WHISPERIN' AND HOLLERIN' (UK)

But for a chance encounter with a drunk on a Brighton bus, Swedish born Fred Kinbom might still be churning our dour folk tunes about isolation and soul-destroying work.
Actually, those are still the principal subjects of his songs, but they have been given a new, and less gloomy, lease of life by virtue of the fact that he has switched from playing straight acoustic to lap steel guitar.
This change was recommended by the elderly drunk although it doesn't mean Kinbom has coverted to the Delta Blues or Hawaiian hula dance numbers.
Earnest folk still lies at the core although he says that his musical inspirations are eclectic and come mainly from non guitar music. The influence of Eastern European gypsy tunes alongside music from his Scandanavian roots is particularly evident from the six tracks on this EP.
Quit My Job is billed as a solo EP but it is the ensemble playing that makes this it work. Kinbom proudly declares that he plays a Lazy River spruce/walnut Weissenborn-style guitar and his fellow players are Bjorn Dahlberg (clarinet), Sam Walker (drums), Jim Mortimore (bass), Matthew Guest (accordion) plus Hannah Miller (cello), Georgina Leach (violin) and Olle Austin (darbouka goblet drum) from The Moulettes, a "pirate-folk" band from Manchester.
The bonus track is easily the highlight. DJ Steve Baker (aka Champion Fever) has remixed and extended the jaunty two-minute opening instrumental Back Pocket Horn into something both delirious and joyful (thanks to some great clarinet playing from Bjorn Dahlberg).
Dahlberg also helps transform Quit My Job from a tale of woe ("breathing stale office air") to something more hopeful.
On My Retreat the slide plus drum beat has a more punchy feel to suit the slightly spiteful lyrics "if you don't know what you want, I cannot give you anything" while Unrest ("I don't feel like sleeping") builds from a sleepy jazzy bass intro into a jaunty jervish-style gypsy romp thanks to some fine fiddle playing.
You Dreamt I Was The Strongest Man In The World Waltz features wordless vocals for a lovelorn, low-key dance track.
The album cover is a black and white shot Kinbom, Guest and Dahlberg jamming in a small room and the strength of this record is that it captures this degree of intimacy while sounding like music created first and foremost for their personal amusement.
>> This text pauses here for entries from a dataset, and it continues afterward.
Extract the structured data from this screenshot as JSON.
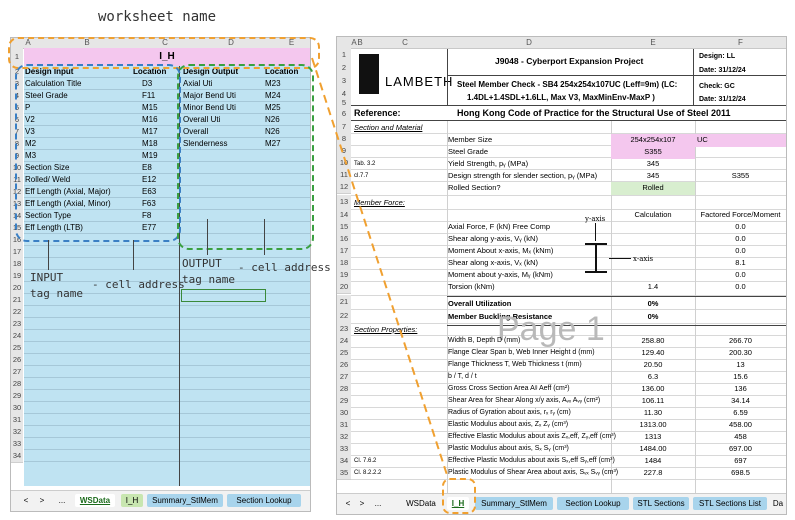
{
  "annotations": {
    "worksheet_name": "worksheet name",
    "input_tag": "INPUT\ntag name",
    "cell_address_1": "- cell address",
    "output_tag": "OUTPUT\ntag name",
    "cell_address_2": "- cell address"
  },
  "left": {
    "col_headers": [
      "A",
      "B",
      "C",
      "D",
      "E"
    ],
    "sheet_title": "I_H",
    "headers": {
      "design_input": "Design Input",
      "location1": "Location",
      "design_output": "Design Output",
      "location2": "Location"
    },
    "inputs": [
      {
        "name": "Calculation Title",
        "loc": "D3"
      },
      {
        "name": "Steel Grade",
        "loc": "F11"
      },
      {
        "name": "P",
        "loc": "M15"
      },
      {
        "name": "V2",
        "loc": "M16"
      },
      {
        "name": "V3",
        "loc": "M17"
      },
      {
        "name": "M2",
        "loc": "M18"
      },
      {
        "name": "M3",
        "loc": "M19"
      },
      {
        "name": "Section Size",
        "loc": "E8"
      },
      {
        "name": "Rolled/ Weld",
        "loc": "E12"
      },
      {
        "name": "Eff Length (Axial, Major)",
        "loc": "E63"
      },
      {
        "name": "Eff Length (Axial, Minor)",
        "loc": "F63"
      },
      {
        "name": "Section Type",
        "loc": "F8"
      },
      {
        "name": "Eff Length (LTB)",
        "loc": "E77"
      }
    ],
    "outputs": [
      {
        "name": "Axial Uti",
        "loc": "M23"
      },
      {
        "name": "Major Bend Uti",
        "loc": "M24"
      },
      {
        "name": "Minor Bend Uti",
        "loc": "M25"
      },
      {
        "name": "Overall Uti",
        "loc": "N26"
      },
      {
        "name": "Overall",
        "loc": "N26"
      },
      {
        "name": "Slenderness",
        "loc": "M27"
      }
    ],
    "tabs": [
      "WSData",
      "I_H",
      "Summary_StlMem",
      "Section Lookup"
    ],
    "nav": [
      "<",
      ">",
      "..."
    ]
  },
  "right": {
    "col_headers": [
      "A",
      "B",
      "C",
      "D",
      "E",
      "F"
    ],
    "logo_text": "LAMBETH",
    "project": "J9048 - Cyberport Expansion Project",
    "design_by": "Design: LL",
    "date1": "Date:  31/12/24",
    "check_by": "Check: GC",
    "date2": "Date:  31/12/24",
    "subtitle1": "Steel Member Check - SB4 254x254x107UC (Leff=9m) (LC:",
    "subtitle2": "1.4DL+1.4SDL+1.6LL, Max V3, MaxMinEnv-MaxP )",
    "reference_label": "Reference:",
    "reference_value": "Hong Kong Code of Practice for the Structural Use of Steel 2011",
    "section_material": "Section and Material",
    "member_size_label": "Member Size",
    "member_size": "254x254x107",
    "member_type": "UC",
    "steel_grade_label": "Steel Grade",
    "steel_grade": "S355",
    "tab32": "Tab. 3.2",
    "yield_label": "Yield Strength, pᵧ (MPa)",
    "yield_value": "345",
    "cl77": "cl.7.7",
    "design_strength_label": "Design strength for slender section, pᵧ (MPa)",
    "design_strength_value": "345",
    "design_strength_grade": "S355",
    "rolled_label": "Rolled Section?",
    "rolled_value": "Rolled",
    "member_force": "Member Force:",
    "calc_header": "Calculation",
    "factored_header": "Factored Force/Moment",
    "forces": [
      {
        "label": "Axial Force, F (kN) Free Comp",
        "calc": "",
        "fact": "0.0"
      },
      {
        "label": "Shear along y-axis, Vᵧ (kN)",
        "calc": "",
        "fact": "0.0"
      },
      {
        "label": "Moment About x-axis, Mₓ (kNm)",
        "calc": "",
        "fact": "0.0"
      },
      {
        "label": "Shear along x-axis, Vₓ (kN)",
        "calc": "",
        "fact": "8.1"
      },
      {
        "label": "Moment about y-axis, Mᵧ (kNm)",
        "calc": "",
        "fact": "0.0"
      },
      {
        "label": "Torsion (kNm)",
        "calc": "1.4",
        "fact": "0.0"
      }
    ],
    "yaxis": "y-axis",
    "xaxis": "x-axis",
    "overall_util_label": "Overall Utilization",
    "overall_util_value": "0%",
    "buckling_label": "Member Buckling Resistance",
    "buckling_value": "0%",
    "page_watermark": "Page 1",
    "section_properties": "Section Properties:",
    "props": [
      {
        "ref": "",
        "label": "Width B, Depth D (mm)",
        "e": "258.80",
        "f": "266.70"
      },
      {
        "ref": "",
        "label": "Flange Clear Span b, Web Inner Height d (mm)",
        "e": "129.40",
        "f": "200.30"
      },
      {
        "ref": "",
        "label": "Flange Thickness T, Web Thickness t (mm)",
        "e": "20.50",
        "f": "13"
      },
      {
        "ref": "",
        "label": "b / T,  d / t",
        "e": "6.3",
        "f": "15.6"
      },
      {
        "ref": "",
        "label": "Gross Cross Section Area Aᵍ Aeff (cm²)",
        "e": "136.00",
        "f": "136"
      },
      {
        "ref": "",
        "label": "Shear Area for Shear Along x/y axis, Aᵥₓ Aᵥᵧ (cm²)",
        "e": "106.11",
        "f": "34.14"
      },
      {
        "ref": "",
        "label": "Radius of Gyration about axis, rₓ rᵧ (cm)",
        "e": "11.30",
        "f": "6.59"
      },
      {
        "ref": "",
        "label": "Elastic Modulus about axis, Zₓ Zᵧ (cm³)",
        "e": "1313.00",
        "f": "458.00"
      },
      {
        "ref": "",
        "label": "Effective Elastic Modulus about axis Zₓ,eff, Zᵧ,eff (cm³)",
        "e": "1313",
        "f": "458"
      },
      {
        "ref": "",
        "label": "Plastic Modulus about axis, Sₓ Sᵧ (cm³)",
        "e": "1484.00",
        "f": "697.00"
      },
      {
        "ref": "Cl. 7.6.2",
        "label": "Effective Plastic Modulus about axis Sₓ,eff Sᵧ,eff (cm³)",
        "e": "1484",
        "f": "697"
      },
      {
        "ref": "Cl. 8.2.2.2",
        "label": "Plastic Modulus of Shear Area about axis, Sᵥₓ Sᵥᵧ (cm³)",
        "e": "227.8",
        "f": "698.5"
      }
    ],
    "tabs": [
      "WSData",
      "I_H",
      "Summary_StlMem",
      "Section Lookup",
      "STL Sections",
      "STL Sections List",
      "Da"
    ],
    "nav": [
      "<",
      ">",
      "..."
    ]
  }
}
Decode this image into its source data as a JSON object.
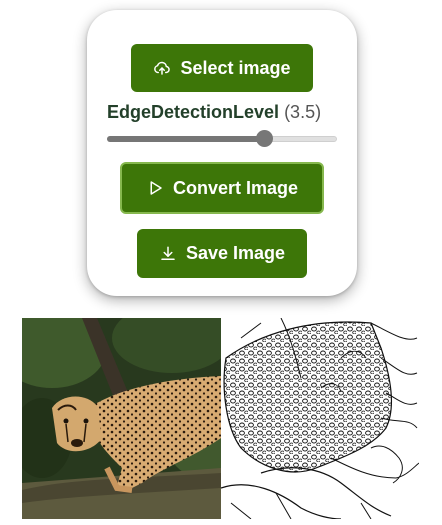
{
  "controls": {
    "select_label": "Select image",
    "level_name": "EdgeDetectionLevel",
    "level_display": "(3.5)",
    "level_value": 3.5,
    "convert_label": "Convert Image",
    "save_label": "Save Image"
  },
  "colors": {
    "button_bg": "#3d7608",
    "button_text": "#ffffff",
    "label_text": "#23402a",
    "slider_fill": "#767676"
  },
  "icons": {
    "select": "cloud-upload-icon",
    "convert": "play-icon",
    "save": "download-icon"
  }
}
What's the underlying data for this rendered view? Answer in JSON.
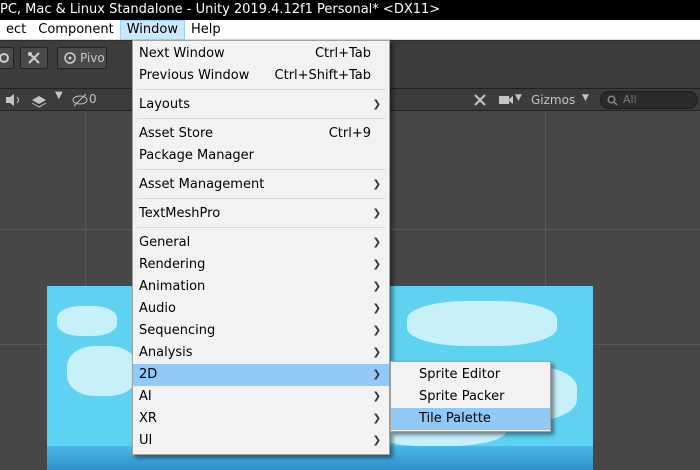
{
  "window": {
    "title": "PC, Mac & Linux Standalone - Unity 2019.4.12f1 Personal* <DX11>"
  },
  "menubar": {
    "items": [
      "ect",
      "Component",
      "Window",
      "Help"
    ]
  },
  "toolbar": {
    "pivot_label": "Pivo"
  },
  "scene_toolbar": {
    "layers_count": "0",
    "gizmos_label": "Gizmos",
    "search_placeholder": "All"
  },
  "window_menu": {
    "items": [
      {
        "label": "Next Window",
        "shortcut": "Ctrl+Tab"
      },
      {
        "label": "Previous Window",
        "shortcut": "Ctrl+Shift+Tab"
      },
      {
        "label": "Layouts"
      },
      {
        "label": "Asset Store",
        "shortcut": "Ctrl+9"
      },
      {
        "label": "Package Manager"
      },
      {
        "label": "Asset Management"
      },
      {
        "label": "TextMeshPro"
      },
      {
        "label": "General"
      },
      {
        "label": "Rendering"
      },
      {
        "label": "Animation"
      },
      {
        "label": "Audio"
      },
      {
        "label": "Sequencing"
      },
      {
        "label": "Analysis"
      },
      {
        "label": "2D"
      },
      {
        "label": "AI"
      },
      {
        "label": "XR"
      },
      {
        "label": "UI"
      }
    ]
  },
  "submenu_2d": {
    "items": [
      "Sprite Editor",
      "Sprite Packer",
      "Tile Palette"
    ]
  },
  "colors": {
    "highlight": "#91c9f7",
    "menu_bg": "#f2f2f2",
    "sky": "#5fd2f2"
  }
}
Thanks are due to them and the rest of the band for sharing the result. 8/10